Nothing but the line containing "Parse this screenshot: output" and the lines after it in the entries below should appear, each repeated exactly.

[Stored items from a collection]

----------

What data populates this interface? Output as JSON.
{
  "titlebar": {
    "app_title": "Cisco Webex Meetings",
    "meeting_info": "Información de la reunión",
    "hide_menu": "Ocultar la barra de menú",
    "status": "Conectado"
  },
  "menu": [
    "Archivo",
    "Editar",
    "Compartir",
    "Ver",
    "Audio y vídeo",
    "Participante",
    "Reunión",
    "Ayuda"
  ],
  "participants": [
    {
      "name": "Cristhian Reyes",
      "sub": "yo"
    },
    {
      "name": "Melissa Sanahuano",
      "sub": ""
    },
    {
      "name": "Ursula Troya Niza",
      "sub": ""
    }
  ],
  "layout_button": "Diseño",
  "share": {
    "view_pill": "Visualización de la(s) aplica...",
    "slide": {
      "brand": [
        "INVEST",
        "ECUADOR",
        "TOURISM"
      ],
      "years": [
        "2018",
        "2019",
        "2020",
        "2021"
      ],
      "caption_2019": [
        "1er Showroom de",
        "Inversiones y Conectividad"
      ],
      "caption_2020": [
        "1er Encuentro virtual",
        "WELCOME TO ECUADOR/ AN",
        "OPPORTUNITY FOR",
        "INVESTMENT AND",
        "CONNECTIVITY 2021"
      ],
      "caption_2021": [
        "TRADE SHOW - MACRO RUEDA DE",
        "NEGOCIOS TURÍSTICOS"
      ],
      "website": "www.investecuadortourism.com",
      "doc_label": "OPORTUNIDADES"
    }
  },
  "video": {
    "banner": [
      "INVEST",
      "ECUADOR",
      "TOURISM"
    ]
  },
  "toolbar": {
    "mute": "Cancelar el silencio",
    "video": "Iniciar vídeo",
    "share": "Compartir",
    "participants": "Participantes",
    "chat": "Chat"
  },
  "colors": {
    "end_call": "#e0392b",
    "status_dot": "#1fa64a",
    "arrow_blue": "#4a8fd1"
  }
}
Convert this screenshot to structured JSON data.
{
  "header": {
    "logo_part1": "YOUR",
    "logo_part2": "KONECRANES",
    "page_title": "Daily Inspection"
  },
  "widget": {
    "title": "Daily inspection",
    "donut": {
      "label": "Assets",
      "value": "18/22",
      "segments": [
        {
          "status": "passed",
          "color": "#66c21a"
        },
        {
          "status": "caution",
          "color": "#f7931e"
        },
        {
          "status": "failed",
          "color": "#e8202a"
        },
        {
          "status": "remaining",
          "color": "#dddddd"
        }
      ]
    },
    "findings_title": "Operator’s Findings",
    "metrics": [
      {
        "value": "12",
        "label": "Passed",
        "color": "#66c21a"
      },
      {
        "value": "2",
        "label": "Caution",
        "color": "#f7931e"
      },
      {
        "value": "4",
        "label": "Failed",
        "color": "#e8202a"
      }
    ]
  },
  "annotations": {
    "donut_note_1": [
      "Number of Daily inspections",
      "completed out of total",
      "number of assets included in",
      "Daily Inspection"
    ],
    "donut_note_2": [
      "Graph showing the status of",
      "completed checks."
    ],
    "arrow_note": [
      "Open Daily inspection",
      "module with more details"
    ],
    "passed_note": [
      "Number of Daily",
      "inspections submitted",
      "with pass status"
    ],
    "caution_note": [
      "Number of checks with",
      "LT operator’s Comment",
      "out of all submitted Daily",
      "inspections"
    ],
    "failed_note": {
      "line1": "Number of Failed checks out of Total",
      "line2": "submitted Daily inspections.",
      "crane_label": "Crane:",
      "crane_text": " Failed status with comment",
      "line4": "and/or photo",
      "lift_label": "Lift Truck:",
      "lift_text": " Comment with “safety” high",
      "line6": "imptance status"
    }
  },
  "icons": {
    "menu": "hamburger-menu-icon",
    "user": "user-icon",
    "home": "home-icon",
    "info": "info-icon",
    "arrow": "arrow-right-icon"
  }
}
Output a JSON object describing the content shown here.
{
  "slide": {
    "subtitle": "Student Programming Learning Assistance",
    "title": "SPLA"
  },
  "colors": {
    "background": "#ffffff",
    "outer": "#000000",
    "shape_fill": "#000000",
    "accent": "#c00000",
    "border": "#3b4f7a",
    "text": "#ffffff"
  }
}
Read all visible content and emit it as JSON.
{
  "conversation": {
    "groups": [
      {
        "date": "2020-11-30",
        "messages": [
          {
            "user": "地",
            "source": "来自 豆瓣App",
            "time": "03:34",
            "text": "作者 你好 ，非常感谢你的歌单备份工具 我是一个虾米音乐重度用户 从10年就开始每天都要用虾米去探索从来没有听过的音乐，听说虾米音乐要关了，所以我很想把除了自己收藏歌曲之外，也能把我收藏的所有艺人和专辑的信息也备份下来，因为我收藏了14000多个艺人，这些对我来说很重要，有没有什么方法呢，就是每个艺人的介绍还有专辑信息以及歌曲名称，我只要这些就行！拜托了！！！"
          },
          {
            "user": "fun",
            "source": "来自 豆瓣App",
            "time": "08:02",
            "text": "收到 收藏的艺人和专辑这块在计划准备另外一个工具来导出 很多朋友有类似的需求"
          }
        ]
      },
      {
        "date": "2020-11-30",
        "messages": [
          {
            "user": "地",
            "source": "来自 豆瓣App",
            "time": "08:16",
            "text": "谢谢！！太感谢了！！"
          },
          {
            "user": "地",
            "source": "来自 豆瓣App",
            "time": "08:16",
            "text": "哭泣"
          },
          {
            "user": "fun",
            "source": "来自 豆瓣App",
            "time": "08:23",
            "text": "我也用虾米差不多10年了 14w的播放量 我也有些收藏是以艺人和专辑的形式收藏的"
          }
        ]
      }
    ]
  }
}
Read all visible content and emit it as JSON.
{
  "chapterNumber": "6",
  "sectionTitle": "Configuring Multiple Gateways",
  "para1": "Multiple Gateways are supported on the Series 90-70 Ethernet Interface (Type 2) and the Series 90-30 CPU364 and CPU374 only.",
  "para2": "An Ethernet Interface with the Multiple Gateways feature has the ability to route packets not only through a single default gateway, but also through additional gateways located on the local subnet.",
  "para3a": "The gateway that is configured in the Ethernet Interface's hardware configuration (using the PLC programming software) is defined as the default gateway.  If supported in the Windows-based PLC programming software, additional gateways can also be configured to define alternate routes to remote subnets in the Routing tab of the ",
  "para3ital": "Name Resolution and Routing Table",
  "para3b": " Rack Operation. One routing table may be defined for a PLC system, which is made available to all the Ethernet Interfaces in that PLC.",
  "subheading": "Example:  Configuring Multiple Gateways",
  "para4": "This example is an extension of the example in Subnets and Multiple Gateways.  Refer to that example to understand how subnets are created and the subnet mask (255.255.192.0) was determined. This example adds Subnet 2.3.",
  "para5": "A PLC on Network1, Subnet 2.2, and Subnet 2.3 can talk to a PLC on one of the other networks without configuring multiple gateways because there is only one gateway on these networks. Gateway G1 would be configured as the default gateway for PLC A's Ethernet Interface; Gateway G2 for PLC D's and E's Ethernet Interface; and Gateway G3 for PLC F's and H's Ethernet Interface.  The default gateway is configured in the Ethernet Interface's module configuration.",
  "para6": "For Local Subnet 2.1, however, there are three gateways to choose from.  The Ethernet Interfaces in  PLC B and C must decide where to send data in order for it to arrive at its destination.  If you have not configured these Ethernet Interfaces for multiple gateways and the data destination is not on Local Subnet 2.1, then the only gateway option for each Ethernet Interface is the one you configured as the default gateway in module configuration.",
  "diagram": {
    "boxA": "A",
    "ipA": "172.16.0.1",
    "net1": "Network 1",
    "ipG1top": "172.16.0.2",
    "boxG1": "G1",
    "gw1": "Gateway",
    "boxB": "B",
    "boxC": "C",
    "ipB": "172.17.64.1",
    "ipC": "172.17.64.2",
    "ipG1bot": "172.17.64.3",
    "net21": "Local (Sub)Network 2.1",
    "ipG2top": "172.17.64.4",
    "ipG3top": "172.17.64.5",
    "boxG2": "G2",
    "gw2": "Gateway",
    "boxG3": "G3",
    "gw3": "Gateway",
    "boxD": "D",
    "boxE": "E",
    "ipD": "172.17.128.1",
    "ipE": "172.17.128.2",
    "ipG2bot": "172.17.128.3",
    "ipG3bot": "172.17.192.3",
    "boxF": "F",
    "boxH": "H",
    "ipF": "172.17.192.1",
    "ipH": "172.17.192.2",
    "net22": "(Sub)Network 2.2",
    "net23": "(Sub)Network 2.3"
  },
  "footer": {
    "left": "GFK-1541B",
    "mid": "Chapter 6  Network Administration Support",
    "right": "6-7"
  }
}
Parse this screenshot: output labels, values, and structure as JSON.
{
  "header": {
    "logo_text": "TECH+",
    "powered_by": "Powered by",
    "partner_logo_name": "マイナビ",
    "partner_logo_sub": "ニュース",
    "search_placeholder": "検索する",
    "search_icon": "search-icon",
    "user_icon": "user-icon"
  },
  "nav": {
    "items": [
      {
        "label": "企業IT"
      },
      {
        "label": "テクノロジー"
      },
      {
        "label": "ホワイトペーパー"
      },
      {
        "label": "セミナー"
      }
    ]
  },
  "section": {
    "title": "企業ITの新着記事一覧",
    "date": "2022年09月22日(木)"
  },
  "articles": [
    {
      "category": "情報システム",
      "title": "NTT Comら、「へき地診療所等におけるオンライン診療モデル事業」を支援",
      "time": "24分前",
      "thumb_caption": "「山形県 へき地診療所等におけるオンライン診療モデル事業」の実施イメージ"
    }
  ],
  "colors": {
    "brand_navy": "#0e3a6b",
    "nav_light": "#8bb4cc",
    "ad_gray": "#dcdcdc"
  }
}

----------

→ **Result for this exercise**:
Parse this screenshot: output labels, values, and structure as JSON.
{
  "header": {
    "logo_text": "TECH+",
    "powered_by": "Powered by",
    "partner_logo_name": "マイナビ",
    "partner_logo_sub": "ニュース",
    "search_placeholder": "検索する",
    "search_icon": "search-icon",
    "user_icon": "user-icon"
  },
  "nav": {
    "items": [
      {
        "label": "企業IT"
      },
      {
        "label": "テクノロジー"
      },
      {
        "label": "ホワイトペーパー"
      },
      {
        "label": "セミナー"
      }
    ]
  },
  "section": {
    "title": "企業ITの新着記事一覧",
    "date": "2022年09月22日(木)"
  },
  "articles": [
    {
      "category": "情報システム",
      "title": "NTT Comら、「へき地診療所等におけるオンライン診療モデル事業」を支援",
      "time": "24分前",
      "thumb_caption": "「山形県 へき地診療所等におけるオンライン診療モデル事業」の実施イメージ"
    }
  ],
  "colors": {
    "brand_navy": "#0e3a6b",
    "nav_light": "#8bb4cc",
    "ad_gray": "#dcdcdc"
  }
}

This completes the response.